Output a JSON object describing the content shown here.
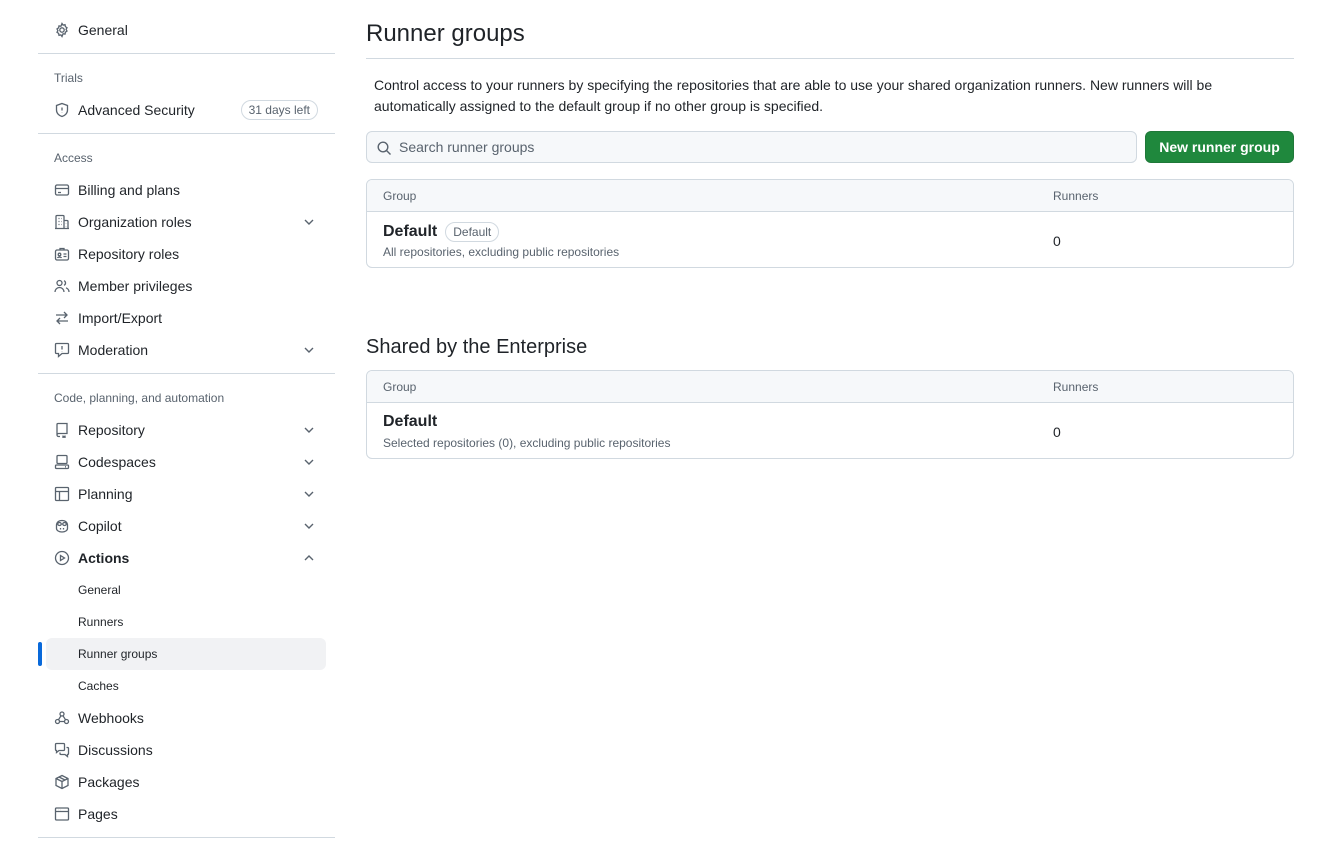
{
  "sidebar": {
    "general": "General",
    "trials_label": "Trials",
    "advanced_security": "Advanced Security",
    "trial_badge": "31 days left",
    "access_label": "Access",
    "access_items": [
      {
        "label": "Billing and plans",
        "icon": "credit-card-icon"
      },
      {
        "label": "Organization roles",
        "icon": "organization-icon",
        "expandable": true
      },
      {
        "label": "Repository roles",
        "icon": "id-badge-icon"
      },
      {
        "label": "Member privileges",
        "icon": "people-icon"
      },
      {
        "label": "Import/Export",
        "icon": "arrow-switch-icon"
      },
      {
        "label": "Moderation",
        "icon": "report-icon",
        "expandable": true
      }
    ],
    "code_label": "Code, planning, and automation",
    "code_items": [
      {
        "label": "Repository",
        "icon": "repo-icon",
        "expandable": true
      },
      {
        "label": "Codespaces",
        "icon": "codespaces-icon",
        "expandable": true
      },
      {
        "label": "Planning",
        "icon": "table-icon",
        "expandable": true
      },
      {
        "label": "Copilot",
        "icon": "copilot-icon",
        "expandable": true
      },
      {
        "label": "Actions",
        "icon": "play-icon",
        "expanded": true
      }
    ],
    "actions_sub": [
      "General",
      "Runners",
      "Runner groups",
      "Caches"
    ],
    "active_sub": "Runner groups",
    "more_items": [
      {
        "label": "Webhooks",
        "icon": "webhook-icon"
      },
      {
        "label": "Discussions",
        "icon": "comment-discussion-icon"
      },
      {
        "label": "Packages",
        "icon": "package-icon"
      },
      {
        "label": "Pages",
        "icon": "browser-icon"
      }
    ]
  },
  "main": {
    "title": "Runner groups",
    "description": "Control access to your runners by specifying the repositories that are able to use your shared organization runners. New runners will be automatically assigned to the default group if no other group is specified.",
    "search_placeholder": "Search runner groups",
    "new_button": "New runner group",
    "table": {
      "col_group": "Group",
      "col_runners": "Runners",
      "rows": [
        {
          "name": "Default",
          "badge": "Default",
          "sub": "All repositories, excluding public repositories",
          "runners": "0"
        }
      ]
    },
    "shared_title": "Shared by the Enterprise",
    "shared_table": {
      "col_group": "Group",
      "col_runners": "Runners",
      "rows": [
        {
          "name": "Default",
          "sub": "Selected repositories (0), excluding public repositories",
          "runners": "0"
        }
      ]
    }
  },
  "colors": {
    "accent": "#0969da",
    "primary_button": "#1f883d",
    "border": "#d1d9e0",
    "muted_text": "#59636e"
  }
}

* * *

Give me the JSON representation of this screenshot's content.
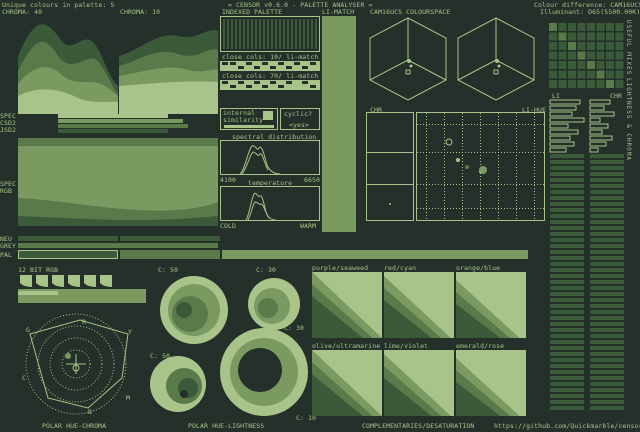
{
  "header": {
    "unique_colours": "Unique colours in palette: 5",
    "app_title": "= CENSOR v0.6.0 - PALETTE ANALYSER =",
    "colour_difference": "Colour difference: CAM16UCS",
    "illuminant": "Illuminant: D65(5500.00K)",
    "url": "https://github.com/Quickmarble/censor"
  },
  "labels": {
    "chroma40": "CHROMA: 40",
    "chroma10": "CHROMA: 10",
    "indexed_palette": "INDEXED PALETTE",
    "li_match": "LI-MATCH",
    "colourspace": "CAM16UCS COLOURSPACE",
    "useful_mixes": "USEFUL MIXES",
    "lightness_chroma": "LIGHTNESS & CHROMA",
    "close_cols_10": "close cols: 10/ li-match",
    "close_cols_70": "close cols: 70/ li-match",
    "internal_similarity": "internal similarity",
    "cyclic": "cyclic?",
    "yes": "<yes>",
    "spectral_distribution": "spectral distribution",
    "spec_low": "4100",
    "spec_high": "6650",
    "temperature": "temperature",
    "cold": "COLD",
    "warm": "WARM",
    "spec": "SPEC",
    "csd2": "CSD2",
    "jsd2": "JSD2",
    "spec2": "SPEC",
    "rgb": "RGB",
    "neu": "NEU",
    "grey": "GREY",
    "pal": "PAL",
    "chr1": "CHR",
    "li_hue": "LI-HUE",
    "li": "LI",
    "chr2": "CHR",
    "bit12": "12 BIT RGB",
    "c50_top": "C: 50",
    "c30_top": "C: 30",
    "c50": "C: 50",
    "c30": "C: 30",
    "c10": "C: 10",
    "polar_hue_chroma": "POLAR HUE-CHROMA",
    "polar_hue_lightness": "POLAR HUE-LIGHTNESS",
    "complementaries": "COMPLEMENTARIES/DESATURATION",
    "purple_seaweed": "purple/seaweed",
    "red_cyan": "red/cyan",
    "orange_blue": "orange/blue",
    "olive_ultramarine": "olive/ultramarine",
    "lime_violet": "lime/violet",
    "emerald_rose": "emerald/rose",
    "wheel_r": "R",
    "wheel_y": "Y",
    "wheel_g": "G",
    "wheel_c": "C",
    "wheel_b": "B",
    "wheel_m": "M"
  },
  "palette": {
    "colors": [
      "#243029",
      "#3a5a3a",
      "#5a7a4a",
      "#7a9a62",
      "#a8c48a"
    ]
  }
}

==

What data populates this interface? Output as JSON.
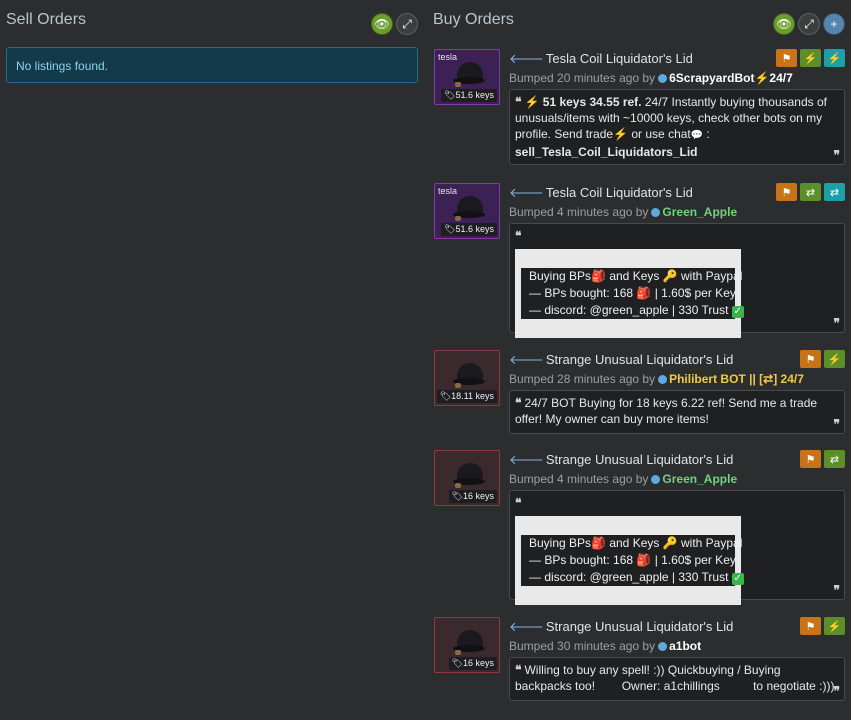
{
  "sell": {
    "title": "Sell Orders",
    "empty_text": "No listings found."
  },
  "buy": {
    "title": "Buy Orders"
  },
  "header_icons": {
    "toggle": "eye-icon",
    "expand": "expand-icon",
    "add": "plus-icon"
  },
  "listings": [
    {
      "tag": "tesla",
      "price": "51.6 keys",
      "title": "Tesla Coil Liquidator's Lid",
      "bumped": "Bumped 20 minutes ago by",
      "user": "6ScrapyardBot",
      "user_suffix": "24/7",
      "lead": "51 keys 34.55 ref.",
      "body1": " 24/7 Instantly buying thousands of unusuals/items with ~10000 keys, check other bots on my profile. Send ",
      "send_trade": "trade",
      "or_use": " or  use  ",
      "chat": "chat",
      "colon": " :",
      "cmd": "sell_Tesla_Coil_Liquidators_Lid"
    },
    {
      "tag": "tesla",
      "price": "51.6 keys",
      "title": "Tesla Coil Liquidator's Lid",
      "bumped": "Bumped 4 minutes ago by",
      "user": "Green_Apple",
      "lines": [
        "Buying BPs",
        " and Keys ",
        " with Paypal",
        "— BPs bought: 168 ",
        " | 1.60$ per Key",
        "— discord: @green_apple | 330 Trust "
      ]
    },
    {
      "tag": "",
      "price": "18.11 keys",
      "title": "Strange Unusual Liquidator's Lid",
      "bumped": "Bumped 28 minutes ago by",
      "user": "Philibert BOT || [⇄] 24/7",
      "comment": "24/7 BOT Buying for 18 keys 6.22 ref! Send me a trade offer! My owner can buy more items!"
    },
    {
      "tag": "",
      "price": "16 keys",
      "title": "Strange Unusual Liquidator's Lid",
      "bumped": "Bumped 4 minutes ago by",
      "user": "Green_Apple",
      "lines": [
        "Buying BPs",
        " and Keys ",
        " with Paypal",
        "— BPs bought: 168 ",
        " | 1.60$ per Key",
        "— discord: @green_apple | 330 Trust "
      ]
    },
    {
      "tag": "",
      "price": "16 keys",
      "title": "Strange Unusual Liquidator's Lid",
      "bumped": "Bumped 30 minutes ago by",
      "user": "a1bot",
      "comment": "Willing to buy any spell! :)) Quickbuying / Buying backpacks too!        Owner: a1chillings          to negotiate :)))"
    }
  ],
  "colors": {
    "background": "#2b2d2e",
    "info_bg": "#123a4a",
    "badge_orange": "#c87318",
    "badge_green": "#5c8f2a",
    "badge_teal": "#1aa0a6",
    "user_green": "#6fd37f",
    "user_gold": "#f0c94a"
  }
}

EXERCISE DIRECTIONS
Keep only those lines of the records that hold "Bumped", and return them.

PROBLEM SOLUTION
      "bumped": "Bumped 20 minutes ago by",
      "bumped": "Bumped 4 minutes ago by",
      "bumped": "Bumped 28 minutes ago by",
      "bumped": "Bumped 4 minutes ago by",
      "bumped": "Bumped 30 minutes ago by",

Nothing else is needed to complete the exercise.